The deal is not exclusive. “Telekurs will inevitably do the same thing with other software vendors in the future, just as we will integrate other datasets, but to have had this level of corporate collaboration has been a great advantage,” says Popple. “Telekurs is a first for us.”
Asset Control says that its approach is different from that represented by the FTI/Telekurs deal, which it describes as “a productization of a single feed.”
For Access Control, the announcement marks the completion of the first stage in what it says will be a series of projects to normalise and cleanse all of the major vendor feeds for consolidation into its data model that is aligned with industry standards, ISO 15022 and MDDL.
Ger Rosenkamp, chief executive of the company, says that it plans to have the majority of feeds integrated “over the next two years”. He would not be drawn on the order in which the developers plan to address the work, but it is understood that having addressed the European market with VDF, it will look next at Interactive Data Corporation’s feeds to address the US markets.
“The cross-vendor model has enormous advantages,” says Rosenkamp. “Once you have normalized the data, customers will be able to take their pick of the data that they want to create their golden copy.”
The company says that the data map has been established and it is currently normalising the VDF data to fit into its model. The mapping of VDF data has been added to AC Plus, the vendor’s “plug-and-work” data management solution for client’s in-house use and its ACDEX outsourced version of the system.
Rosenkamp agrees with the FTI camp that the mapping involved considerable effort, but comments that, “we had an advantage in that we have a number of customers who take Telekurs data and we have done work for them in this area”.
“By mapping all the feeds to a single standard, Asset Control provides an important benefit to its customers, and possibly to the financial community at large,” says a spokesperson. “Without the proprietary distinctions among the feeds, the customers can pick and choose their feeds and integrate them easily into a “golden copy”, eliminating the inconsistencies associated with proprietary formats.”

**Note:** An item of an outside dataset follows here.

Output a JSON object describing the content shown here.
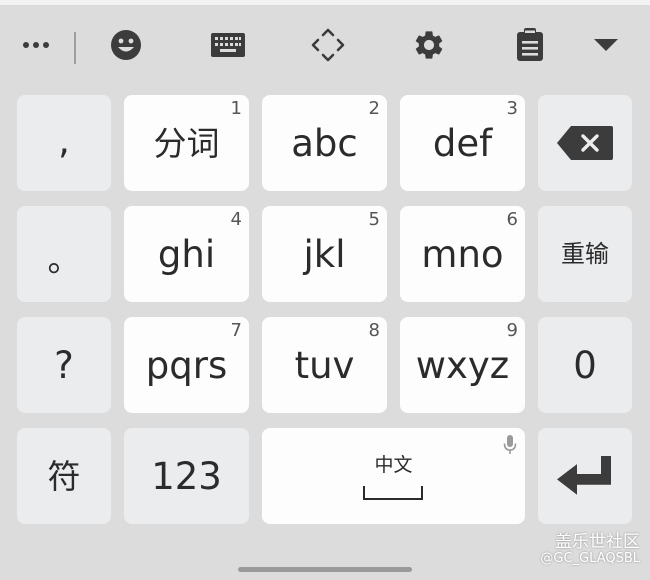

Asset Control says its data model is aligned with standards such as ISO 15022 and the Market Data Definition Language (MDDL). It covers market data, reference data and corporate actions. By normalizing vendor-sourced corporate actions data to ISO 15022, Asset Control hopes to ease the consolidation of vendor data with corporate actions data delivered by custodian banks over the Swift communications network. The Swift network supports the ISO 15022 format for corporate actions messaging. The normalization of the corporate actions part of the feed is particularly relevant to the recent announcement of a strategic partnership between Asset Control and Xcitek SolutionsPlus for corporate actions.